*TASK TO CARRY OUT:*
Your copy should match the listing word for word, apart from the pictures, which are left out.

++++++++

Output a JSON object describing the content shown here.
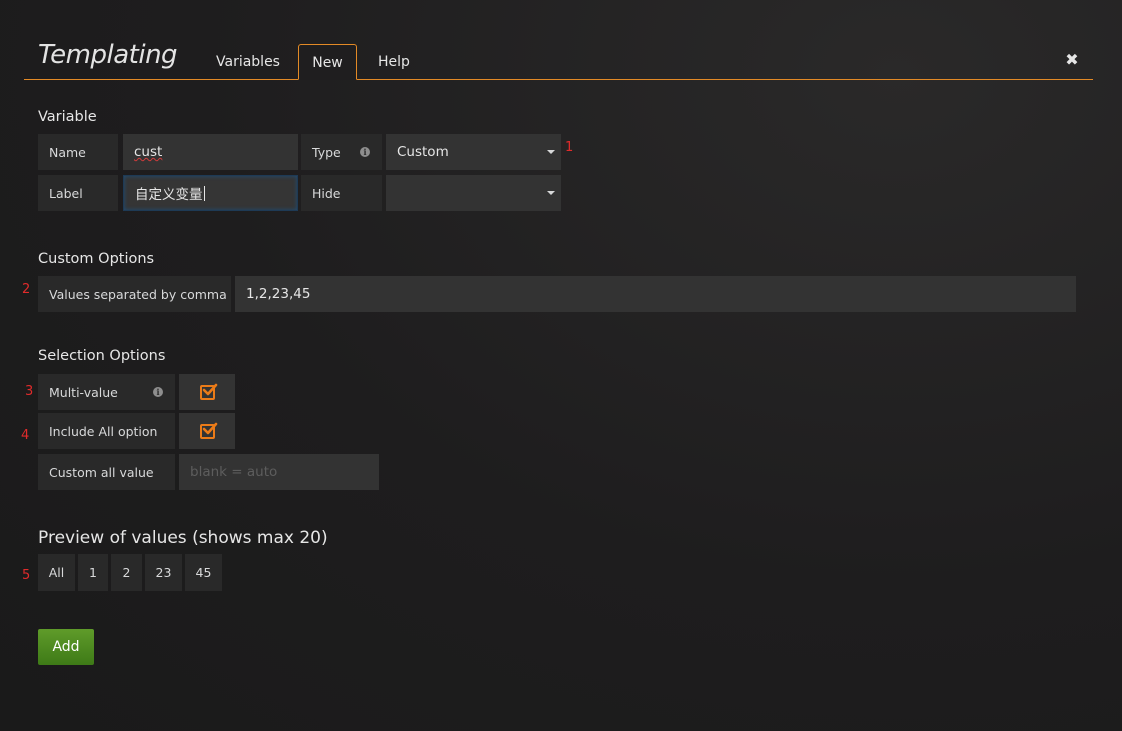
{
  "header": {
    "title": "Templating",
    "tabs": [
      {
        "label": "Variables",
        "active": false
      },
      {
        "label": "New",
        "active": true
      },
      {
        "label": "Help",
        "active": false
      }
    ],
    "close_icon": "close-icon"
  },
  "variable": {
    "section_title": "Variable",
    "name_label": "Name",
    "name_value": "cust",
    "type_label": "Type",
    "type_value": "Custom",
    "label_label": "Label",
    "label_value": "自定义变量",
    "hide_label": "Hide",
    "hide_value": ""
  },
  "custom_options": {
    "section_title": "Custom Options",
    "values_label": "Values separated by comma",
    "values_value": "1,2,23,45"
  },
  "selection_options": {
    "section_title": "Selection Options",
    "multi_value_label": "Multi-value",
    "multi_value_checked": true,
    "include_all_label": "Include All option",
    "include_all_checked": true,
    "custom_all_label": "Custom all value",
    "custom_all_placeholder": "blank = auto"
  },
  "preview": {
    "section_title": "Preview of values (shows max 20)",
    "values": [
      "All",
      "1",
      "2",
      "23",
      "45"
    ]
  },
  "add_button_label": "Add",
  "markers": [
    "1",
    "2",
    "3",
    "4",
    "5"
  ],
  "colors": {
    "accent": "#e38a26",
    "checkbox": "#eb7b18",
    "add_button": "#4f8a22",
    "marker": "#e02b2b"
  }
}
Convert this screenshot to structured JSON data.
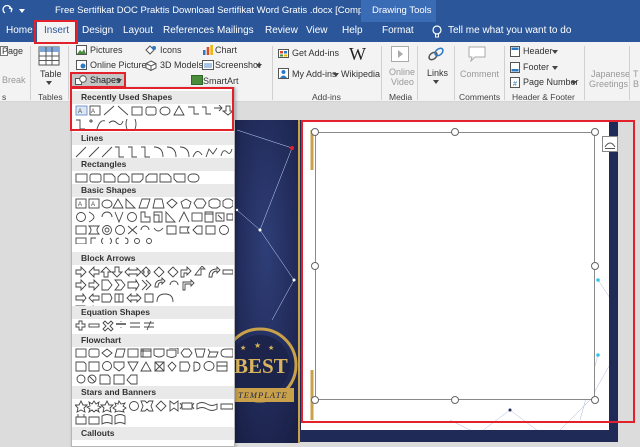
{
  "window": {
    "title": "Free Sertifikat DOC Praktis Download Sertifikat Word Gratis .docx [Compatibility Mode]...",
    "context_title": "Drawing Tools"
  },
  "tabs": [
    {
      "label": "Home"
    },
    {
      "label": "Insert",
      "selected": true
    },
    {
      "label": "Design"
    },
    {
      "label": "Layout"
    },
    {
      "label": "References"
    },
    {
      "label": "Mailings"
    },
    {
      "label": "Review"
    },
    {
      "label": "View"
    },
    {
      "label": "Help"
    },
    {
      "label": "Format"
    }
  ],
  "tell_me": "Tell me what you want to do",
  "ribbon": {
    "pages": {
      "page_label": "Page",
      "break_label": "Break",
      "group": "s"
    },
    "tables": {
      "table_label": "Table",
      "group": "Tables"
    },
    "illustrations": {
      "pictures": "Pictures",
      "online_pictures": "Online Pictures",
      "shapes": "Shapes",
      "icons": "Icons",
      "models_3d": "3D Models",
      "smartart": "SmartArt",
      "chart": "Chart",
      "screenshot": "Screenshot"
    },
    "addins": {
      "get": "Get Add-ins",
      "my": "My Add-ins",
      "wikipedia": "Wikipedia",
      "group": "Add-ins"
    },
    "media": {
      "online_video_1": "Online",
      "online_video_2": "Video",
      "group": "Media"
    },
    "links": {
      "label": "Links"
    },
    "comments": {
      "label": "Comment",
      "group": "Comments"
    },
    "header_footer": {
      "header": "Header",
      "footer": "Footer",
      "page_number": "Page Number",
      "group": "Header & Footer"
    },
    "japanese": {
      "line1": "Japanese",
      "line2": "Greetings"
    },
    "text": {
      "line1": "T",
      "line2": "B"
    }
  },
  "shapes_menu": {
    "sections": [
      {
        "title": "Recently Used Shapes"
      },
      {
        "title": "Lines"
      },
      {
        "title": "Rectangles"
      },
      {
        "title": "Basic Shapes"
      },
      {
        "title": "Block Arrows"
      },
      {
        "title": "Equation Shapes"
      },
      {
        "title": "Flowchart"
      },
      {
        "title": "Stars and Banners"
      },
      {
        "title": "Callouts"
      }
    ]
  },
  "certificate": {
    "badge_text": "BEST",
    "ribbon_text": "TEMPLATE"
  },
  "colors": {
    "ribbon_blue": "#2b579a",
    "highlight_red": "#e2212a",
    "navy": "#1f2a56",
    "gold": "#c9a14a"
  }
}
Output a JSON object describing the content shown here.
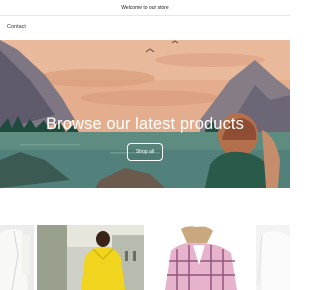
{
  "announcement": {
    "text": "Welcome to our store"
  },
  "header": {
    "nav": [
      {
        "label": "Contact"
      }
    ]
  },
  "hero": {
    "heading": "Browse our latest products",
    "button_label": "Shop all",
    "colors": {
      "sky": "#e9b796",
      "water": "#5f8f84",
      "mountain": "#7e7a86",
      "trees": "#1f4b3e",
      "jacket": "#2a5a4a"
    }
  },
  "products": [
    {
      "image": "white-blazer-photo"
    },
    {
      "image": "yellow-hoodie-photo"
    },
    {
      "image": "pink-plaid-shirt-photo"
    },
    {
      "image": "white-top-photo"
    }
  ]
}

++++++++

*RESPONSE FOR THIS EXERCISE:*
Output a JSON object describing the content shown here.
{
  "header": {
    "title": "Templating",
    "tabs": [
      {
        "label": "Variables",
        "active": false
      },
      {
        "label": "New",
        "active": true
      },
      {
        "label": "Help",
        "active": false
      }
    ],
    "close_icon": "close-icon"
  },
  "variable": {
    "section_title": "Variable",
    "name_label": "Name",
    "name_value": "cust",
    "type_label": "Type",
    "type_value": "Custom",
    "label_label": "Label",
    "label_value": "自定义变量",
    "hide_label": "Hide",
    "hide_value": ""
  },
  "custom_options": {
    "section_title": "Custom Options",
    "values_label": "Values separated by comma",
    "values_value": "1,2,23,45"
  },
  "selection_options": {
    "section_title": "Selection Options",
    "multi_value_label": "Multi-value",
    "multi_value_checked": true,
    "include_all_label": "Include All option",
    "include_all_checked": true,
    "custom_all_label": "Custom all value",
    "custom_all_placeholder": "blank = auto"
  },
  "preview": {
    "section_title": "Preview of values (shows max 20)",
    "values": [
      "All",
      "1",
      "2",
      "23",
      "45"
    ]
  },
  "add_button_label": "Add",
  "markers": [
    "1",
    "2",
    "3",
    "4",
    "5"
  ],
  "colors": {
    "accent": "#e38a26",
    "checkbox": "#eb7b18",
    "add_button": "#4f8a22",
    "marker": "#e02b2b"
  }
}
Convert this screenshot to structured JSON data.
{
  "window": {
    "title": "Free Sertifikat DOC Praktis Download Sertifikat Word Gratis .docx [Compatibility Mode]...",
    "context_title": "Drawing Tools"
  },
  "tabs": [
    {
      "label": "Home"
    },
    {
      "label": "Insert",
      "selected": true
    },
    {
      "label": "Design"
    },
    {
      "label": "Layout"
    },
    {
      "label": "References"
    },
    {
      "label": "Mailings"
    },
    {
      "label": "Review"
    },
    {
      "label": "View"
    },
    {
      "label": "Help"
    },
    {
      "label": "Format"
    }
  ],
  "tell_me": "Tell me what you want to do",
  "ribbon": {
    "pages": {
      "page_label": "Page",
      "break_label": "Break",
      "group": "s"
    },
    "tables": {
      "table_label": "Table",
      "group": "Tables"
    },
    "illustrations": {
      "pictures": "Pictures",
      "online_pictures": "Online Pictures",
      "shapes": "Shapes",
      "icons": "Icons",
      "models_3d": "3D Models",
      "smartart": "SmartArt",
      "chart": "Chart",
      "screenshot": "Screenshot"
    },
    "addins": {
      "get": "Get Add-ins",
      "my": "My Add-ins",
      "wikipedia": "Wikipedia",
      "group": "Add-ins"
    },
    "media": {
      "online_video_1": "Online",
      "online_video_2": "Video",
      "group": "Media"
    },
    "links": {
      "label": "Links"
    },
    "comments": {
      "label": "Comment",
      "group": "Comments"
    },
    "header_footer": {
      "header": "Header",
      "footer": "Footer",
      "page_number": "Page Number",
      "group": "Header & Footer"
    },
    "japanese": {
      "line1": "Japanese",
      "line2": "Greetings"
    },
    "text": {
      "line1": "T",
      "line2": "B"
    }
  },
  "shapes_menu": {
    "sections": [
      {
        "title": "Recently Used Shapes"
      },
      {
        "title": "Lines"
      },
      {
        "title": "Rectangles"
      },
      {
        "title": "Basic Shapes"
      },
      {
        "title": "Block Arrows"
      },
      {
        "title": "Equation Shapes"
      },
      {
        "title": "Flowchart"
      },
      {
        "title": "Stars and Banners"
      },
      {
        "title": "Callouts"
      }
    ]
  },
  "certificate": {
    "badge_text": "BEST",
    "ribbon_text": "TEMPLATE"
  },
  "colors": {
    "ribbon_blue": "#2b579a",
    "highlight_red": "#e2212a",
    "navy": "#1f2a56",
    "gold": "#c9a14a"
  }
}
Output a JSON object describing the content shown here.
{
  "announcement": {
    "text": "Welcome to our store"
  },
  "header": {
    "nav": [
      {
        "label": "Contact"
      }
    ]
  },
  "hero": {
    "heading": "Browse our latest products",
    "button_label": "Shop all",
    "colors": {
      "sky": "#e9b796",
      "water": "#5f8f84",
      "mountain": "#7e7a86",
      "trees": "#1f4b3e",
      "jacket": "#2a5a4a"
    }
  },
  "products": [
    {
      "image": "white-blazer-photo"
    },
    {
      "image": "yellow-hoodie-photo"
    },
    {
      "image": "pink-plaid-shirt-photo"
    },
    {
      "image": "white-top-photo"
    }
  ]
}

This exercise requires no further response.